The International Network on Public Spaces and Urban Cultures is thought to engage in three main fields of professional practice: research, education and exchange regarding experience and knowledge transfer in the fields of public spaces and urban cultures. One of the networks core aims is to provide transdisciplinary consultancy to various actors and institutional spheres, e.g. to public admistrations, universities and NGO organisations on issues of integration of aspects regarding public spaces and urban cultures into their institutional and individual portfolios.

Focus Field Research Integration, Agenda Setting and Complexity

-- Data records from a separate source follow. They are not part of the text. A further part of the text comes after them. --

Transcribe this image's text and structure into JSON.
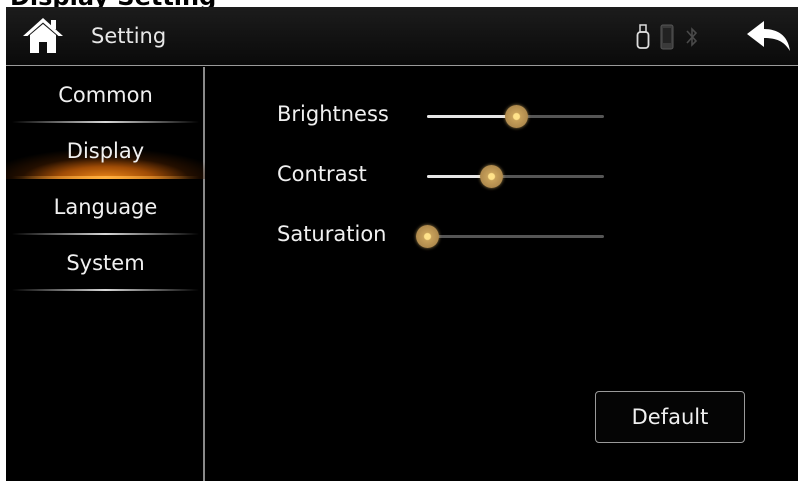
{
  "caption": "Display Setting",
  "header": {
    "title": "Setting",
    "home_icon": "home-icon",
    "back_icon": "back-arrow-icon",
    "status_icons": [
      "usb-icon",
      "phone-icon",
      "bluetooth-icon"
    ]
  },
  "sidebar": {
    "items": [
      {
        "label": "Common",
        "active": false
      },
      {
        "label": "Display",
        "active": true
      },
      {
        "label": "Language",
        "active": false
      },
      {
        "label": "System",
        "active": false
      }
    ]
  },
  "display": {
    "sliders": [
      {
        "label": "Brightness",
        "value": 0.5
      },
      {
        "label": "Contrast",
        "value": 0.36
      },
      {
        "label": "Saturation",
        "value": 0.0
      }
    ],
    "default_label": "Default"
  },
  "colors": {
    "accent": "#f08a1a",
    "thumb": "#c8a15a",
    "background": "#000000"
  }
}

Our research areas public spaces and urban cultures are integrated in various disciplines: sociology, architecture, urban studies, urban design, spatial planning, political studies, cultural studies, anthropology, ethnology, the arts and landscape architecture. As transdisciplinary work is a mutual challenge, we try to address issues for a broader audience and reflect upon particularities of specific professional discourses. By means of manifold expertises brought into the inquiry of public spaces and urban cultures, we want to reinforce, stimulate and generate agenda setting processes for a more systematic dealing with the potentials and risks that have brought public spaces and urban cultures issues again on the agenda of urban development policy not only in Europe. If cities are considered to be a window to investigate the spatial manifestations of social change, then public spaces can be considered a window within that window city to get to the fine grain of urban social transformations. However, public spaces is by nature a multidisciplinary field of study. Thus, setting up a research agenda for the future that does not negate different expertises in the field is one of the core premises, the network will be working with. At the same time, dealing with complexity does not provide a totality of understanding. However, it provides a fertile ground for expertise to built upon incrementally - as dwarfs on the shoulders of giants.

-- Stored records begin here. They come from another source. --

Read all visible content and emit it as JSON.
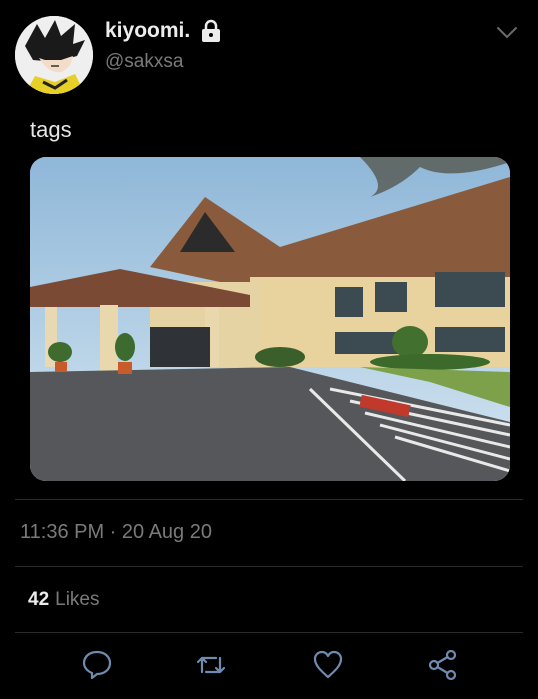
{
  "user": {
    "display_name": "kiyoomi.",
    "handle": "@sakxsa",
    "protected": true,
    "avatar": "anime-avatar"
  },
  "tweet": {
    "text": "tags",
    "media": "photo-hotel-building"
  },
  "meta": {
    "timestamp": "11:36 PM · 20 Aug 20",
    "likes_count": "42",
    "likes_label": "Likes"
  },
  "actions": [
    "reply-icon",
    "retweet-icon",
    "like-icon",
    "share-icon"
  ],
  "colors": {
    "background": "#000000",
    "text_primary": "#ececec",
    "text_secondary": "#7a7a7a",
    "icon": "#6f8cb0"
  }
}
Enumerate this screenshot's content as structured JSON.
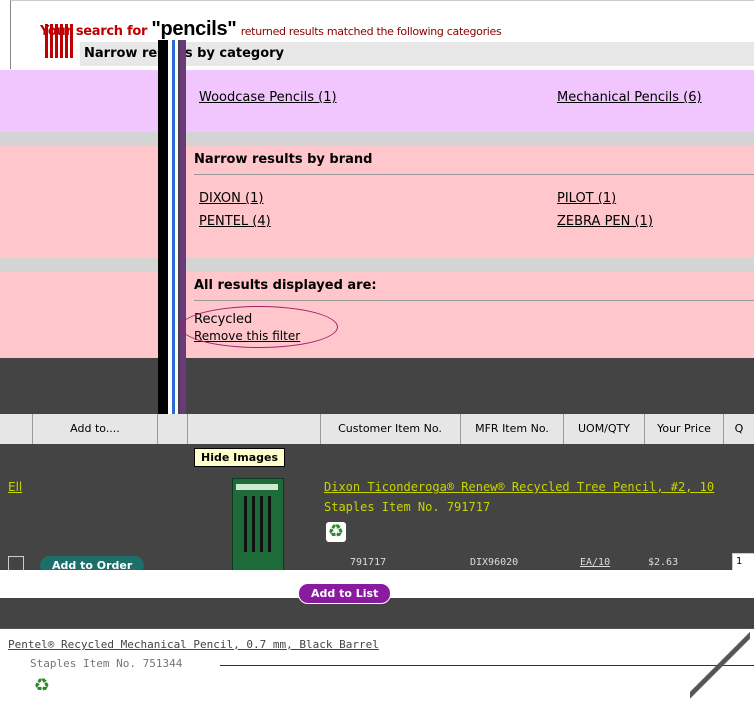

Focus Field Education Reflexion, Revision and Recommendation.
Our work is currently settled in those disciplines related to spatial theory and spatial practice, that are: Critical human geography, urban planning, urban studies, landscape architecture and architecture. Notably, a number of universities in these fields have set up cross-cutting thematic fields dealing with issues of public spaces and urban cultures. These interdisciplinary, often horizontal institutions do not only bring along new thematic focuses, yet new requirements when it comes to institutional rationalities and enhanced ways of transdisciplinary teaching. How can such educational schemes challenge, support and innovate vertically oriented academic structures? How can academic education be reframed beyond aspects of future competitiveness? If university itself is considered a public space, how can dialogical modes of integration and participation incorporte different expertises and ways to stimulate resource distribution mechanisms beyond departmental or ressort egoisms? How can we make use of "the commons" in a world increasingly characterized by the commodification of knowledge production and academic performances? The focus field education aims at stimulating reflexion and revision of existing academic curricula regarding the thematic fields public spaces and urban cultures, by inverting ideas on prospective professional cultures and open source approaches within the academia.

Focus Field Exchange Debates, Workshops and Forum.

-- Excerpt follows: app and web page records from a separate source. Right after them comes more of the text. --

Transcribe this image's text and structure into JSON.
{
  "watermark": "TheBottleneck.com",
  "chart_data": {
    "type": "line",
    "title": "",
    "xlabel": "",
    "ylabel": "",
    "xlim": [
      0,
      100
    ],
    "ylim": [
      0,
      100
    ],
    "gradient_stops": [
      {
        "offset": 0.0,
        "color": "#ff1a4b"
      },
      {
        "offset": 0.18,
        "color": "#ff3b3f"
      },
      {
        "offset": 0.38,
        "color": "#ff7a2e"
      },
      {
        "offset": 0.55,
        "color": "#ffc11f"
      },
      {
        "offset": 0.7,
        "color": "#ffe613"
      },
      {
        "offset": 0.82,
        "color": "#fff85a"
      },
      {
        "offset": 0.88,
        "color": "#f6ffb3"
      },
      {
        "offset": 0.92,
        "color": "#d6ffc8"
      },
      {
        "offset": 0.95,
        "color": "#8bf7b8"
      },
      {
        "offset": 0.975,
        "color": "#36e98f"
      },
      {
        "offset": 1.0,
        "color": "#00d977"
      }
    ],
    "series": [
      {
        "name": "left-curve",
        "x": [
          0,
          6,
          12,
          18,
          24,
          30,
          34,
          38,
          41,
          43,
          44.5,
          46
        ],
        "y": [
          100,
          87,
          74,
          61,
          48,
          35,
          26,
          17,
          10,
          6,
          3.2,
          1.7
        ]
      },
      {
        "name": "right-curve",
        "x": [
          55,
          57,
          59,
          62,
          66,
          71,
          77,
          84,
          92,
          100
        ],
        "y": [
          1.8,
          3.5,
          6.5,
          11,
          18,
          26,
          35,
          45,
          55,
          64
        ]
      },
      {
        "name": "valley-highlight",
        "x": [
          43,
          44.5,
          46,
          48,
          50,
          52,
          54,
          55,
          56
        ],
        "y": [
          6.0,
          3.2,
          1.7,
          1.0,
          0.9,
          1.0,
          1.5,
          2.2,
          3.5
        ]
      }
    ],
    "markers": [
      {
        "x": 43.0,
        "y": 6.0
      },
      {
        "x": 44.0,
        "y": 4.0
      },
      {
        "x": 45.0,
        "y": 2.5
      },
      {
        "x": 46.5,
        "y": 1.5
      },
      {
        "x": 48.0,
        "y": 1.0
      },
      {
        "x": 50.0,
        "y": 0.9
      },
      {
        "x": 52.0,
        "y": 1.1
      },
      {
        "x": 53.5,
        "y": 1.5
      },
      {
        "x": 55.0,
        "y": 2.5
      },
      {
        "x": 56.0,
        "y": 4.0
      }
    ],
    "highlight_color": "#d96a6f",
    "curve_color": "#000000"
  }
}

Since the last two decades particularly, new media have provided socities with communication technologies and techniques that can easily contribute to tying up different voices, experiences and opinions in short time and via low-threshold means. However, open source approaches of sharing knowledge, of polling and of integrating everyday local expertise in processes of urban development based on concepts of urban culture and public spaces still tend to implicitly repeat given power structures and dynamics. However, face-to-face contact among colleagues and newcomers to our fields of investigation has not at all become obsolete, but a vital moment of experience and knowledge exchange among non-professionals and professionals, among scholars coming from different disciplines, cultures and generations. By a series of meetings, we offer a sequenced space and time framework for such opportunities of face-to-face debate and exchange which we consider utterly necessary for a prospective future collaboration. First meetings in Helsinki (July 2010), in Vienna (November 2010) and in Delft (xx 2011) are programmed. However, our apologies that at this early moment we cannot materially support transport and accomodation costs, however, the establishment of a project-based application for funding is on our agenda to offer the possibility for different people to join in our events.